**What this task involves**
List each line of the data that holds the word "will".

____________

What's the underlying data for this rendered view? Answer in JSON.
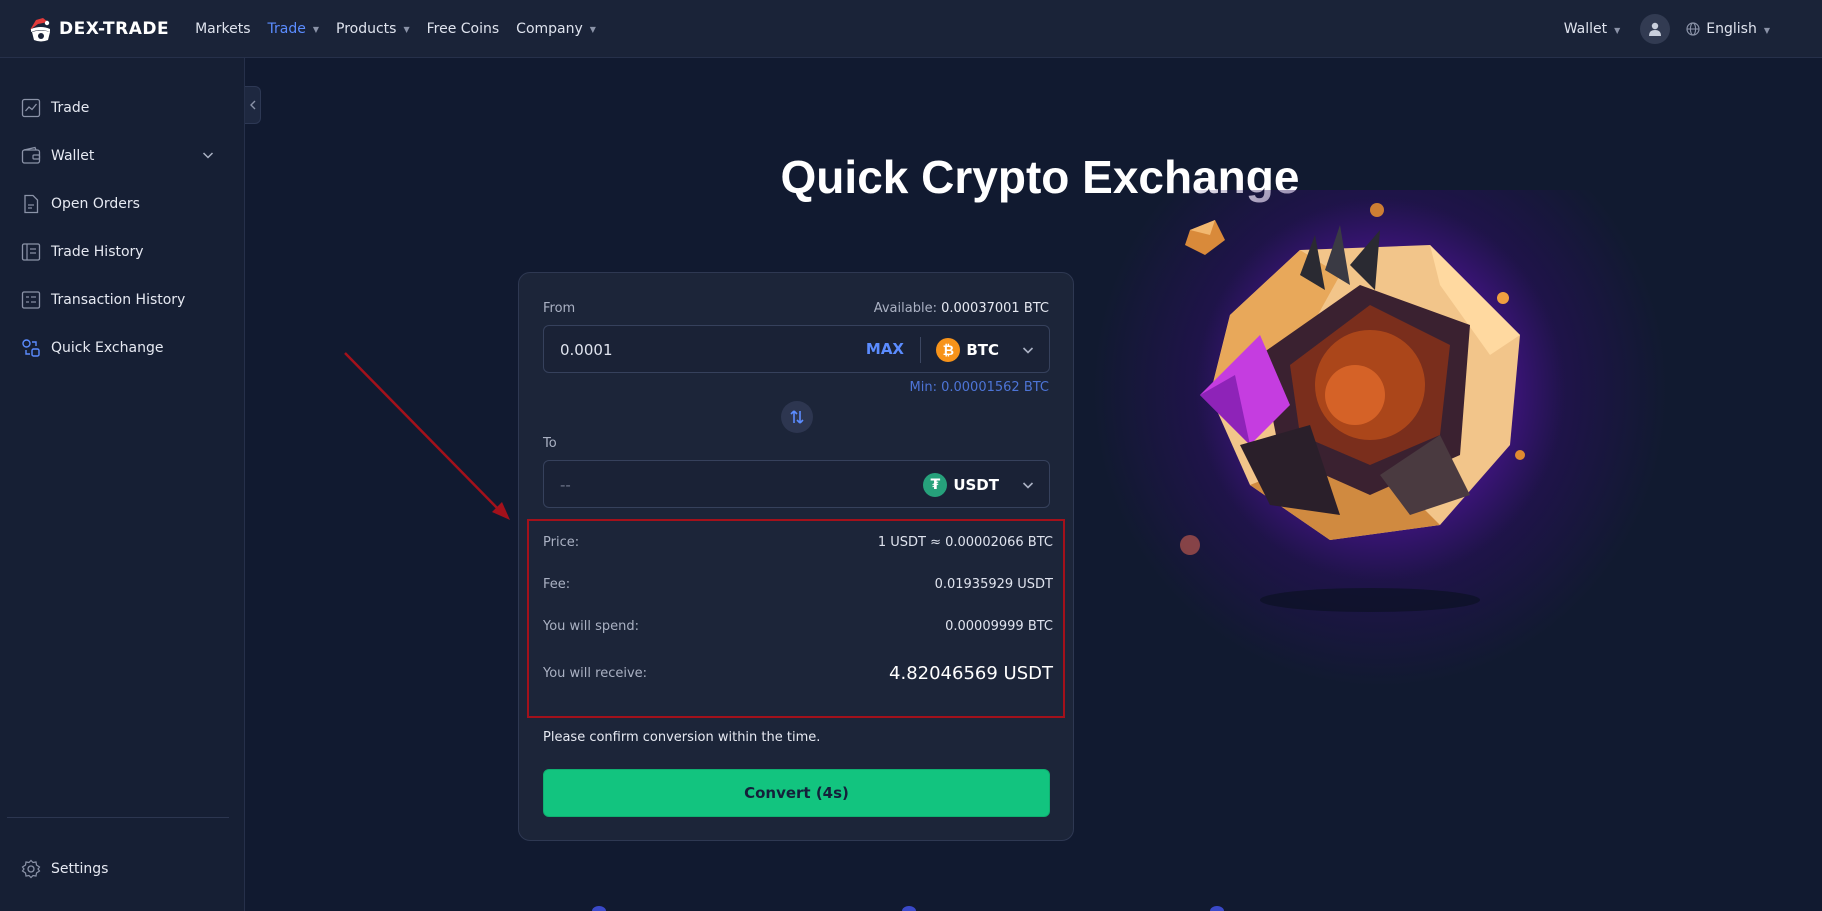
{
  "header": {
    "logo_text": "DEX-TRADE",
    "nav": [
      {
        "label": "Markets",
        "has_caret": false,
        "active": false
      },
      {
        "label": "Trade",
        "has_caret": true,
        "active": true
      },
      {
        "label": "Products",
        "has_caret": true,
        "active": false
      },
      {
        "label": "Free Coins",
        "has_caret": false,
        "active": false
      },
      {
        "label": "Company",
        "has_caret": true,
        "active": false
      }
    ],
    "wallet_label": "Wallet",
    "language_label": "English"
  },
  "sidebar": {
    "items": [
      {
        "label": "Trade",
        "icon": "chart-line-icon"
      },
      {
        "label": "Wallet",
        "icon": "wallet-icon"
      },
      {
        "label": "Open Orders",
        "icon": "document-icon"
      },
      {
        "label": "Trade History",
        "icon": "book-icon"
      },
      {
        "label": "Transaction History",
        "icon": "receipt-icon"
      },
      {
        "label": "Quick Exchange",
        "icon": "exchange-icon"
      }
    ],
    "settings_label": "Settings"
  },
  "page_title": "Quick Crypto Exchange",
  "exchange": {
    "from_label": "From",
    "available_label": "Available:",
    "available_value": "0.00037001 BTC",
    "from_amount": "0.0001",
    "max_label": "MAX",
    "from_coin": "BTC",
    "min_text": "Min: 0.00001562 BTC",
    "to_label": "To",
    "to_amount": "--",
    "to_coin": "USDT",
    "details": {
      "price_label": "Price:",
      "price_value": "1 USDT ≈ 0.00002066 BTC",
      "fee_label": "Fee:",
      "fee_value": "0.01935929 USDT",
      "spend_label": "You will spend:",
      "spend_value": "0.00009999 BTC",
      "receive_label": "You will receive:",
      "receive_value": "4.82046569 USDT"
    },
    "confirm_text": "Please confirm conversion within the time.",
    "convert_label": "Convert (4s)"
  },
  "colors": {
    "accent": "#5b8cff",
    "convert_button": "#12c47f",
    "highlight_box": "#a3111b",
    "btc": "#f7931a",
    "usdt": "#26a17b"
  }
}
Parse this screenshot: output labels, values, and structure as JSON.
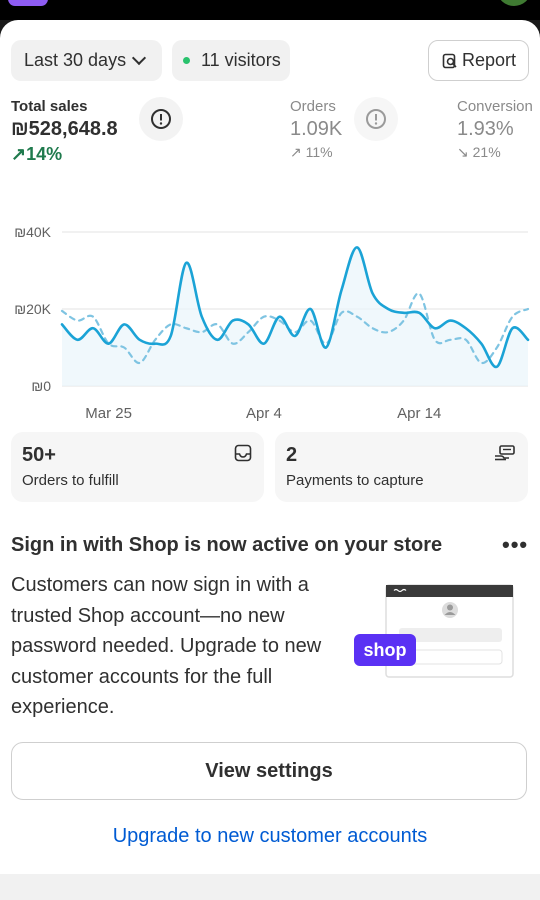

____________

**Answer to this problem**
      "spend_label": "You will spend:",
      "receive_label": "You will receive:",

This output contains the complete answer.